Excerpts from a dataset
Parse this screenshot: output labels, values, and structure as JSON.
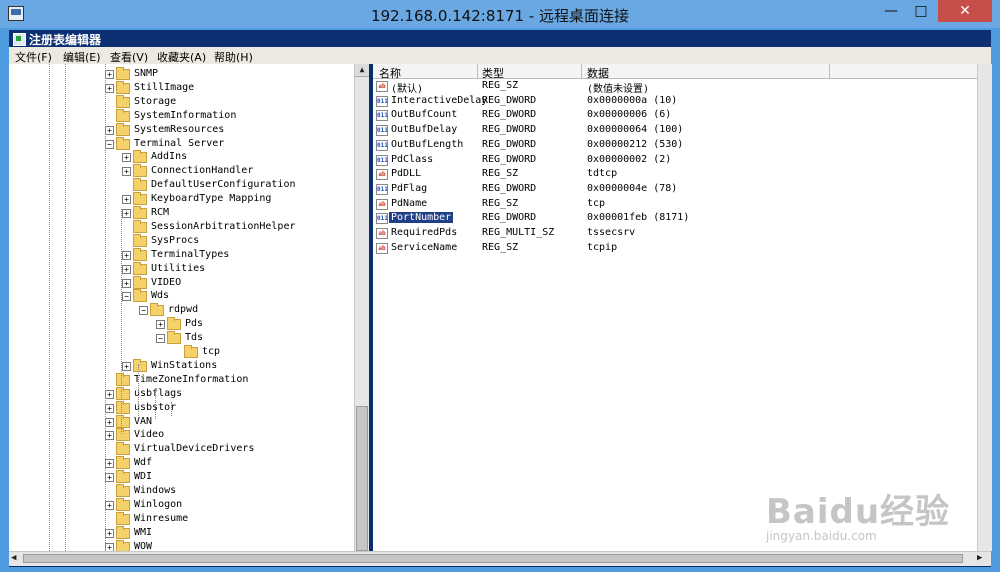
{
  "remote_window": {
    "title": "192.168.0.142:8171 - 远程桌面连接",
    "min_label": "—",
    "max_label": "□",
    "close_label": "✕"
  },
  "regedit": {
    "title": "注册表编辑器",
    "menu": [
      "文件(F)",
      "编辑(E)",
      "查看(V)",
      "收藏夹(A)",
      "帮助(H)"
    ]
  },
  "tree": {
    "items": [
      {
        "label": "SNMP",
        "level": 0,
        "expander": "+"
      },
      {
        "label": "StillImage",
        "level": 0,
        "expander": "+"
      },
      {
        "label": "Storage",
        "level": 0,
        "expander": ""
      },
      {
        "label": "SystemInformation",
        "level": 0,
        "expander": ""
      },
      {
        "label": "SystemResources",
        "level": 0,
        "expander": "+"
      },
      {
        "label": "Terminal Server",
        "level": 0,
        "expander": "−"
      },
      {
        "label": "AddIns",
        "level": 1,
        "expander": "+"
      },
      {
        "label": "ConnectionHandler",
        "level": 1,
        "expander": "+"
      },
      {
        "label": "DefaultUserConfiguration",
        "level": 1,
        "expander": ""
      },
      {
        "label": "KeyboardType Mapping",
        "level": 1,
        "expander": "+"
      },
      {
        "label": "RCM",
        "level": 1,
        "expander": "+"
      },
      {
        "label": "SessionArbitrationHelper",
        "level": 1,
        "expander": ""
      },
      {
        "label": "SysProcs",
        "level": 1,
        "expander": ""
      },
      {
        "label": "TerminalTypes",
        "level": 1,
        "expander": "+"
      },
      {
        "label": "Utilities",
        "level": 1,
        "expander": "+"
      },
      {
        "label": "VIDEO",
        "level": 1,
        "expander": "+"
      },
      {
        "label": "Wds",
        "level": 1,
        "expander": "−"
      },
      {
        "label": "rdpwd",
        "level": 2,
        "expander": "−"
      },
      {
        "label": "Pds",
        "level": 3,
        "expander": "+"
      },
      {
        "label": "Tds",
        "level": 3,
        "expander": "−"
      },
      {
        "label": "tcp",
        "level": 4,
        "expander": ""
      },
      {
        "label": "WinStations",
        "level": 1,
        "expander": "+"
      },
      {
        "label": "TimeZoneInformation",
        "level": 0,
        "expander": ""
      },
      {
        "label": "usbflags",
        "level": 0,
        "expander": "+"
      },
      {
        "label": "usbstor",
        "level": 0,
        "expander": "+"
      },
      {
        "label": "VAN",
        "level": 0,
        "expander": "+"
      },
      {
        "label": "Video",
        "level": 0,
        "expander": "+"
      },
      {
        "label": "VirtualDeviceDrivers",
        "level": 0,
        "expander": ""
      },
      {
        "label": "Wdf",
        "level": 0,
        "expander": "+"
      },
      {
        "label": "WDI",
        "level": 0,
        "expander": "+"
      },
      {
        "label": "Windows",
        "level": 0,
        "expander": ""
      },
      {
        "label": "Winlogon",
        "level": 0,
        "expander": "+"
      },
      {
        "label": "Winresume",
        "level": 0,
        "expander": ""
      },
      {
        "label": "WMI",
        "level": 0,
        "expander": "+"
      },
      {
        "label": "WOW",
        "level": 0,
        "expander": "+"
      }
    ]
  },
  "list": {
    "headers": {
      "name": "名称",
      "type": "类型",
      "data": "数据"
    },
    "rows": [
      {
        "icon": "ab",
        "name": "(默认)",
        "type": "REG_SZ",
        "data": "(数值未设置)"
      },
      {
        "icon": "num",
        "name": "InteractiveDelay",
        "type": "REG_DWORD",
        "data": "0x0000000a (10)"
      },
      {
        "icon": "num",
        "name": "OutBufCount",
        "type": "REG_DWORD",
        "data": "0x00000006 (6)"
      },
      {
        "icon": "num",
        "name": "OutBufDelay",
        "type": "REG_DWORD",
        "data": "0x00000064 (100)"
      },
      {
        "icon": "num",
        "name": "OutBufLength",
        "type": "REG_DWORD",
        "data": "0x00000212 (530)"
      },
      {
        "icon": "num",
        "name": "PdClass",
        "type": "REG_DWORD",
        "data": "0x00000002 (2)"
      },
      {
        "icon": "ab",
        "name": "PdDLL",
        "type": "REG_SZ",
        "data": "tdtcp"
      },
      {
        "icon": "num",
        "name": "PdFlag",
        "type": "REG_DWORD",
        "data": "0x0000004e (78)"
      },
      {
        "icon": "ab",
        "name": "PdName",
        "type": "REG_SZ",
        "data": "tcp"
      },
      {
        "icon": "num",
        "name": "PortNumber",
        "type": "REG_DWORD",
        "data": "0x00001feb (8171)",
        "selected": true
      },
      {
        "icon": "ab",
        "name": "RequiredPds",
        "type": "REG_MULTI_SZ",
        "data": "tssecsrv"
      },
      {
        "icon": "ab",
        "name": "ServiceName",
        "type": "REG_SZ",
        "data": "tcpip"
      }
    ]
  },
  "icon_text": {
    "ab": "ab",
    "num": "011"
  },
  "watermark": {
    "big": "Baidu经验",
    "small": "jingyan.baidu.com"
  },
  "colors": {
    "selection": "#1f3f86",
    "desktop": "#4f9be0",
    "close": "#c74f4a"
  }
}
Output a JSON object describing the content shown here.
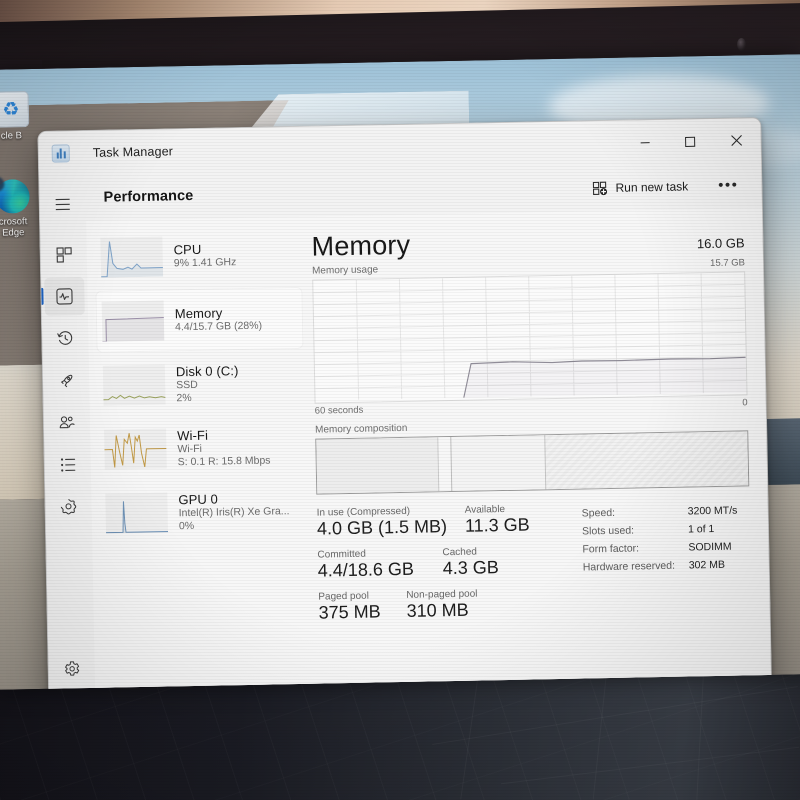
{
  "window": {
    "title": "Task Manager",
    "app_icon": "task-manager-icon",
    "minimize": "–",
    "maximize": "☐",
    "close": "✕"
  },
  "toolbar": {
    "page_title": "Performance",
    "run_new_task": "Run new task",
    "more_options": "•••"
  },
  "rail": {
    "items": [
      {
        "name": "hamburger-menu",
        "label": ""
      },
      {
        "name": "processes",
        "label": ""
      },
      {
        "name": "performance",
        "label": "",
        "selected": true
      },
      {
        "name": "app-history",
        "label": ""
      },
      {
        "name": "startup-apps",
        "label": ""
      },
      {
        "name": "users",
        "label": ""
      },
      {
        "name": "details",
        "label": ""
      },
      {
        "name": "services",
        "label": ""
      }
    ],
    "settings": "settings-gear"
  },
  "resources": [
    {
      "name": "CPU",
      "line1": "9%  1.41 GHz",
      "line2": "",
      "selected": false,
      "color": "#7fa3c9"
    },
    {
      "name": "Memory",
      "line1": "4.4/15.7 GB (28%)",
      "line2": "",
      "selected": true,
      "color": "#9b8fa8"
    },
    {
      "name": "Disk 0 (C:)",
      "line1": "SSD",
      "line2": "2%",
      "selected": false,
      "color": "#9aa35c"
    },
    {
      "name": "Wi-Fi",
      "line1": "Wi-Fi",
      "line2": "S: 0.1 R: 15.8 Mbps",
      "selected": false,
      "color": "#c29a46"
    },
    {
      "name": "GPU 0",
      "line1": "Intel(R) Iris(R) Xe Gra...",
      "line2": "0%",
      "selected": false,
      "color": "#6f93b8"
    }
  ],
  "detail": {
    "title": "Memory",
    "capacity": "16.0 GB",
    "graph_caption": "Memory usage",
    "graph_max": "15.7 GB",
    "axis_left": "60 seconds",
    "axis_right": "0",
    "composition_caption": "Memory composition"
  },
  "stats": {
    "groups": [
      {
        "labels": [
          "In use (Compressed)",
          "Available"
        ],
        "values": [
          "4.0 GB (1.5 MB)",
          "11.3 GB"
        ]
      },
      {
        "labels": [
          "Committed",
          "Cached"
        ],
        "values": [
          "4.4/18.6 GB",
          "4.3 GB"
        ]
      },
      {
        "labels": [
          "Paged pool",
          "Non-paged pool"
        ],
        "values": [
          "375 MB",
          "310 MB"
        ]
      }
    ],
    "specs": [
      {
        "key": "Speed:",
        "value": "3200 MT/s"
      },
      {
        "key": "Slots used:",
        "value": "1 of 1"
      },
      {
        "key": "Form factor:",
        "value": "SODIMM"
      },
      {
        "key": "Hardware reserved:",
        "value": "302 MB"
      }
    ]
  },
  "desktop": {
    "icons": [
      {
        "name": "recycle-bin",
        "label": "cle B"
      },
      {
        "name": "microsoft-edge",
        "label": "crosoft\nEdge"
      }
    ]
  },
  "chart_data": {
    "type": "line",
    "title": "Memory usage",
    "xlabel": "60 seconds",
    "ylabel": "GB",
    "ylim": [
      0,
      15.7
    ],
    "x": [
      0,
      10,
      20,
      30,
      34,
      36,
      40,
      50,
      60,
      70,
      80,
      90,
      100
    ],
    "values": [
      0,
      0,
      0,
      0,
      0,
      4.4,
      4.45,
      4.45,
      4.4,
      4.42,
      4.43,
      4.4,
      4.42
    ],
    "grid": true,
    "axis_right_label": "0",
    "axis_top_label": "15.7 GB"
  },
  "composition": {
    "segments": [
      {
        "name": "in-use",
        "percent": 28
      },
      {
        "name": "modified",
        "percent": 3
      },
      {
        "name": "standby",
        "percent": 22
      },
      {
        "name": "free",
        "percent": 47
      }
    ]
  },
  "colors": {
    "accent": "#1d64c4",
    "window_bg": "#f3f3f3",
    "pane_bg": "#f7f7f7",
    "text": "#1b1b1b",
    "muted": "#6b6b6b"
  }
}
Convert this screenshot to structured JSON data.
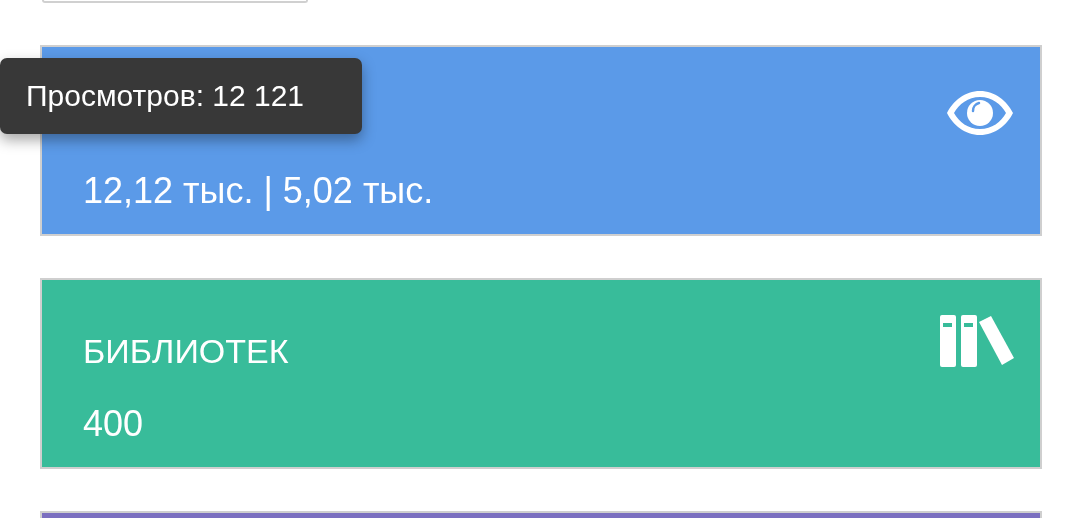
{
  "cards": [
    {
      "kind": "views",
      "color": "#5b9ae8",
      "value": "12,12 тыс. | 5,02 тыс."
    },
    {
      "kind": "libraries",
      "color": "#38bc9a",
      "title": "БИБЛИОТЕК",
      "value": "400"
    },
    {
      "kind": "other",
      "color": "#7b6fc0"
    }
  ],
  "tooltip": {
    "text": "Просмотров: 12 121"
  }
}
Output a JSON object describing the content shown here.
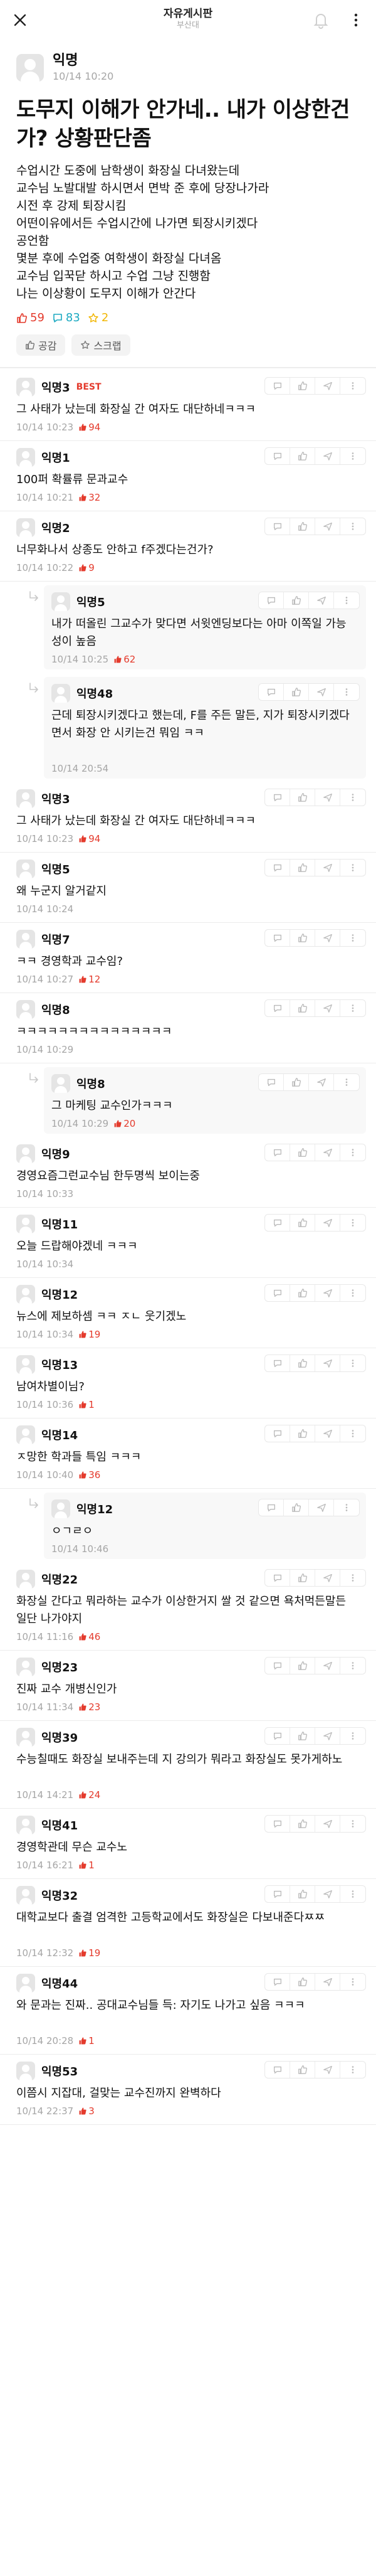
{
  "header": {
    "title": "자유게시판",
    "subtitle": "부산대"
  },
  "post": {
    "author": "익명",
    "time": "10/14 10:20",
    "title": "도무지 이해가 안가네.. 내가 이상한건가? 상황판단좀",
    "body": "수업시간 도중에 남학생이 화장실 다녀왔는데\n교수님 노발대발 하시면서 면박 준 후에 당장나가라\n시전 후 강제 퇴장시킴\n어떤이유에서든 수업시간에 나가면 퇴장시키겠다\n공언함\n몇분 후에 수업중 여학생이 화장실 다녀옴\n교수님 입꾹닫 하시고 수업 그냥 진행함\n나는 이상황이 도무지 이해가 안간다",
    "likes": "59",
    "comments": "83",
    "scraps": "2",
    "like_button": "공감",
    "scrap_button": "스크랩"
  },
  "colors": {
    "accent": "#e43b2d",
    "comment_count": "#1ba9c1",
    "scrap": "#f2b705",
    "meta": "#a6a6a6"
  },
  "comments": [
    {
      "type": "top",
      "name": "익명3",
      "best": "BEST",
      "text": "그 사태가 났는데 화장실 간 여자도 대단하네ㅋㅋㅋ",
      "time": "10/14 10:23",
      "likes": "94"
    },
    {
      "type": "top",
      "name": "익명1",
      "text": "100퍼 확률류 문과교수",
      "time": "10/14 10:21",
      "likes": "32"
    },
    {
      "type": "top",
      "name": "익명2",
      "text": "너무화나서 상종도 안하고 f주겠다는건가?",
      "time": "10/14 10:22",
      "likes": "9"
    },
    {
      "type": "reply",
      "name": "익명5",
      "text": "내가 떠올린 그교수가 맞다면 서윗엔딩보다는 아마 이쪽일 가능성이 높음",
      "time": "10/14 10:25",
      "likes": "62"
    },
    {
      "type": "reply",
      "name": "익명48",
      "text": "근데 퇴장시키겠다고 했는데, F를 주든 말든, 지가 퇴장시키겠다면서 화장 안 시키는건 뭐임 ㅋㅋ",
      "time": "10/14 20:54",
      "likes": ""
    },
    {
      "type": "top",
      "name": "익명3",
      "text": "그 사태가 났는데 화장실 간 여자도 대단하네ㅋㅋㅋ",
      "time": "10/14 10:23",
      "likes": "94"
    },
    {
      "type": "top",
      "name": "익명5",
      "text": "왜 누군지 알거같지",
      "time": "10/14 10:24",
      "likes": ""
    },
    {
      "type": "top",
      "name": "익명7",
      "text": "ㅋㅋ 경영학과 교수임?",
      "time": "10/14 10:27",
      "likes": "12"
    },
    {
      "type": "top",
      "name": "익명8",
      "text": "ㅋㅋㅋㅋㅋㅋㅋㅋㅋㅋㅋㅋㅋㅋㅋ",
      "time": "10/14 10:29",
      "likes": ""
    },
    {
      "type": "reply",
      "name": "익명8",
      "text": "그 마케팅 교수인가ㅋㅋㅋ",
      "time": "10/14 10:29",
      "likes": "20"
    },
    {
      "type": "top",
      "name": "익명9",
      "text": "경영요즘그런교수님 한두명씩 보이는중",
      "time": "10/14 10:33",
      "likes": ""
    },
    {
      "type": "top",
      "name": "익명11",
      "text": "오늘 드랍해야겠네 ㅋㅋㅋ",
      "time": "10/14 10:34",
      "likes": ""
    },
    {
      "type": "top",
      "name": "익명12",
      "text": "뉴스에 제보하셈 ㅋㅋ ㅈㄴ 웃기겠노",
      "time": "10/14 10:34",
      "likes": "19"
    },
    {
      "type": "top",
      "name": "익명13",
      "text": "남여차별이님?",
      "time": "10/14 10:36",
      "likes": "1"
    },
    {
      "type": "top",
      "name": "익명14",
      "text": "ㅈ망한 학과들 특임 ㅋㅋㅋ",
      "time": "10/14 10:40",
      "likes": "36"
    },
    {
      "type": "reply",
      "name": "익명12",
      "text": "ㅇㄱㄹㅇ",
      "time": "10/14 10:46",
      "likes": ""
    },
    {
      "type": "top",
      "name": "익명22",
      "text": "화장실 간다고 뭐라하는 교수가 이상한거지 쌀 것 같으면 욕처먹든말든 일단 나가야지",
      "time": "10/14 11:16",
      "likes": "46"
    },
    {
      "type": "top",
      "name": "익명23",
      "text": "진짜 교수 개병신인가",
      "time": "10/14 11:34",
      "likes": "23"
    },
    {
      "type": "top",
      "name": "익명39",
      "text": "수능칠때도 화장실 보내주는데 지 강의가 뭐라고 화장실도 못가게하노",
      "time": "10/14 14:21",
      "likes": "24"
    },
    {
      "type": "top",
      "name": "익명41",
      "text": "경영학관데 무슨 교수노",
      "time": "10/14 16:21",
      "likes": "1"
    },
    {
      "type": "top",
      "name": "익명32",
      "text": "대학교보다 출결 엄격한 고등학교에서도 화장실은 다보내준다ㅉㅉ",
      "time": "10/14 12:32",
      "likes": "19"
    },
    {
      "type": "top",
      "name": "익명44",
      "text": "와 문과는 진짜.. 공대교수님들 득: 자기도 나가고 싶음 ㅋㅋㅋ",
      "time": "10/14 20:28",
      "likes": "1"
    },
    {
      "type": "top",
      "name": "익명53",
      "text": "이쯤시 지잡대, 걸맞는 교수진까지 완벽하다",
      "time": "10/14 22:37",
      "likes": "3"
    }
  ]
}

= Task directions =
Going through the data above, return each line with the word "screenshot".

= Answer to this task =
Parse this screenshot: output labels, values, and structure as JSON.
Convert this screenshot to structured JSON data.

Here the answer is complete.